EXERCISE AIM >> In the records below, tally each line that contains the word "median" and give the total only.

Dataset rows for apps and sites
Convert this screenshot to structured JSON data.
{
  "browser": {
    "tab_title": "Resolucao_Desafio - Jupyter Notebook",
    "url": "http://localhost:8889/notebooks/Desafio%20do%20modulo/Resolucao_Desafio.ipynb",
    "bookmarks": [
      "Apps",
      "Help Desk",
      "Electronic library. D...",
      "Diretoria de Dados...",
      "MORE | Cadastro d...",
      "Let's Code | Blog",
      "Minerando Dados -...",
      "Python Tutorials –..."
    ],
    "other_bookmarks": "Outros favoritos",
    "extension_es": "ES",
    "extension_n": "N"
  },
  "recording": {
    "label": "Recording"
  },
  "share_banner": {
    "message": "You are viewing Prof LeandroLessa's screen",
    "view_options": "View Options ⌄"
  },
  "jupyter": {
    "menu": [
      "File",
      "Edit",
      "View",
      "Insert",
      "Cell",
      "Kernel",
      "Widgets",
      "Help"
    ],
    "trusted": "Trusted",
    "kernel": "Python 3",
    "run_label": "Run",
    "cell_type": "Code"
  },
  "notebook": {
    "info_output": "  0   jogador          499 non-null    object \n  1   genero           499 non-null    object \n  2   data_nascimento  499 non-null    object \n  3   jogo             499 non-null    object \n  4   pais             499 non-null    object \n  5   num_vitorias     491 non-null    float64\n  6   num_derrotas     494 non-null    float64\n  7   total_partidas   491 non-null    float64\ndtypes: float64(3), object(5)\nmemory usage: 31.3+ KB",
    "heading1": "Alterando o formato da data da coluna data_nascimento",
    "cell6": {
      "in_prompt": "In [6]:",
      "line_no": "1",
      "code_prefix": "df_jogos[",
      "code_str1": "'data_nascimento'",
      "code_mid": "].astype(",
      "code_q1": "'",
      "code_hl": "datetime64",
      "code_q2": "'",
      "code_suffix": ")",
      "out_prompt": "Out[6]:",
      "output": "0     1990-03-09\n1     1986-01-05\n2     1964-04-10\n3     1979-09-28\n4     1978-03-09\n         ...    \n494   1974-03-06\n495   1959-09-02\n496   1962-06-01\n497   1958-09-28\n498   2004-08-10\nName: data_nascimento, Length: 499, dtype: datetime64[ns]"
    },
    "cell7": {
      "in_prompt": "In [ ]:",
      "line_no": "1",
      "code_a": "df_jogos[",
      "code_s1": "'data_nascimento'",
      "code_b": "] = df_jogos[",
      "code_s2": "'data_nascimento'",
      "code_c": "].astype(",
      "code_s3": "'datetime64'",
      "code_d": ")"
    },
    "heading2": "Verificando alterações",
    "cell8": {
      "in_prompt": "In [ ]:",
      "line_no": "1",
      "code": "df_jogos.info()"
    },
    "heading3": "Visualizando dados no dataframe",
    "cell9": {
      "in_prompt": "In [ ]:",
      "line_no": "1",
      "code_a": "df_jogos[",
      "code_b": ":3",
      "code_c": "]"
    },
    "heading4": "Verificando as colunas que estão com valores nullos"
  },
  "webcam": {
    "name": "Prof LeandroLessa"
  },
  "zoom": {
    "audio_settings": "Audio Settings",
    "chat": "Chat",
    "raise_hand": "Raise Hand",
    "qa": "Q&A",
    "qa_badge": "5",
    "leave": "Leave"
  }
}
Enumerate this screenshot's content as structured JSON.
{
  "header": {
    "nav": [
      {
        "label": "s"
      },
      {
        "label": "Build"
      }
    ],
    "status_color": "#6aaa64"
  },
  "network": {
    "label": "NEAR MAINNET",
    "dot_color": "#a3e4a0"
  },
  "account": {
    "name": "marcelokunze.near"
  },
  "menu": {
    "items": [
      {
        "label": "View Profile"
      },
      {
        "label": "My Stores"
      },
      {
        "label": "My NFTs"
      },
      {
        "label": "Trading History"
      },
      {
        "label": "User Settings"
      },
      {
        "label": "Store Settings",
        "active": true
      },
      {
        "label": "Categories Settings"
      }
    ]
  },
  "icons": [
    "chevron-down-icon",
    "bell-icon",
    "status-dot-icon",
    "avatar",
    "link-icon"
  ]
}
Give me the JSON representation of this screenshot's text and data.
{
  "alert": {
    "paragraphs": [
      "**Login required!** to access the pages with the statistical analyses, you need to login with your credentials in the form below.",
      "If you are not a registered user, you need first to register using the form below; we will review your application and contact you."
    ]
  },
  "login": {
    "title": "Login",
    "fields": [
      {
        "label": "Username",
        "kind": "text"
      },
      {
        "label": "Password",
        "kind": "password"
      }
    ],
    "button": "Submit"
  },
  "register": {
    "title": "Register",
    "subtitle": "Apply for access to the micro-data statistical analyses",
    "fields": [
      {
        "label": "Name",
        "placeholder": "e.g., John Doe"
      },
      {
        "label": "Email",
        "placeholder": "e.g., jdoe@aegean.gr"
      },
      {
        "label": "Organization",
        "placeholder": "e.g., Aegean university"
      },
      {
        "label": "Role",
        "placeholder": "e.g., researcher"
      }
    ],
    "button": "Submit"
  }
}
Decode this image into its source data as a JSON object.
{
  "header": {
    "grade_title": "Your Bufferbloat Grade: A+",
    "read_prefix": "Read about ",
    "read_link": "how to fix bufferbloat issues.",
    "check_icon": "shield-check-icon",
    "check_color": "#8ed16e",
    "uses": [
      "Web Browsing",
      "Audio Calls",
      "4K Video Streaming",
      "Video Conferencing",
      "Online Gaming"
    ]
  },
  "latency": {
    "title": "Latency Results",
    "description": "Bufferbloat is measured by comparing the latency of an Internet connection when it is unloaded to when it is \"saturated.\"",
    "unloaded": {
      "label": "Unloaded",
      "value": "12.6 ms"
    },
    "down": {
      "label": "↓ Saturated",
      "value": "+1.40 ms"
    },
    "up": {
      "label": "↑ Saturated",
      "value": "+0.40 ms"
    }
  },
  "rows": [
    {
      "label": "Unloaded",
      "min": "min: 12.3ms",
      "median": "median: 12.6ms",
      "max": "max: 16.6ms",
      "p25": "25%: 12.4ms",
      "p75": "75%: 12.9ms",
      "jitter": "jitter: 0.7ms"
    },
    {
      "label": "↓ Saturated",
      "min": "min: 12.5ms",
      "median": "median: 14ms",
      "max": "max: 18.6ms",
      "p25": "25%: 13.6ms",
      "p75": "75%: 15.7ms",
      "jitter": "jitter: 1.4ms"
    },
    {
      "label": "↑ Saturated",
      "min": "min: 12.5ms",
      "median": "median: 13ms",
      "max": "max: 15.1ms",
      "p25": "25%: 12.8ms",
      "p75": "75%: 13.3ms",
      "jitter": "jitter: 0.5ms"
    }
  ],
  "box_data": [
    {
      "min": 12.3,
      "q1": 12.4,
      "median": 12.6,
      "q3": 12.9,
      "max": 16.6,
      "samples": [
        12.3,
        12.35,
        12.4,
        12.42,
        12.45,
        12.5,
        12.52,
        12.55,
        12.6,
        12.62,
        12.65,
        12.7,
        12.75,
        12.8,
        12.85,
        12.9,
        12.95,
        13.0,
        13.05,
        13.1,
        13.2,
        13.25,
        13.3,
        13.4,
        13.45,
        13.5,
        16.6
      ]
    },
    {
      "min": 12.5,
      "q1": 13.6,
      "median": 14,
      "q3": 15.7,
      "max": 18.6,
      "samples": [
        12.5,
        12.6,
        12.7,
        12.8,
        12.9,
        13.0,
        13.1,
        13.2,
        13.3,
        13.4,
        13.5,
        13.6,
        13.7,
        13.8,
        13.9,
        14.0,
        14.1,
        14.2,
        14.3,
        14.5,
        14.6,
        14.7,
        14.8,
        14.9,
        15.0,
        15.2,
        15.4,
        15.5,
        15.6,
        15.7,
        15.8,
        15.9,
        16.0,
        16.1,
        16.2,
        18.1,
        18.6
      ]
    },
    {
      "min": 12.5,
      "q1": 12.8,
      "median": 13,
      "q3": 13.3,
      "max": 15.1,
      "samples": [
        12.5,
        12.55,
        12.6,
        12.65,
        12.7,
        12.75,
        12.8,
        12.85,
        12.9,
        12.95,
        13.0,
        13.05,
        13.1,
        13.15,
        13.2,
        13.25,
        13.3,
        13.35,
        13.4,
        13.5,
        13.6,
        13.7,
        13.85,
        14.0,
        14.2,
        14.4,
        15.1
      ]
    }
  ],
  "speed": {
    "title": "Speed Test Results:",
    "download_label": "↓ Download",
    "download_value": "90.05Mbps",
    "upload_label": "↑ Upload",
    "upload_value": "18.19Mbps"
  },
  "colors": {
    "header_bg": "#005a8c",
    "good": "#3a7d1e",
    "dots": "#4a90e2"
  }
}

SOLUTION >> 6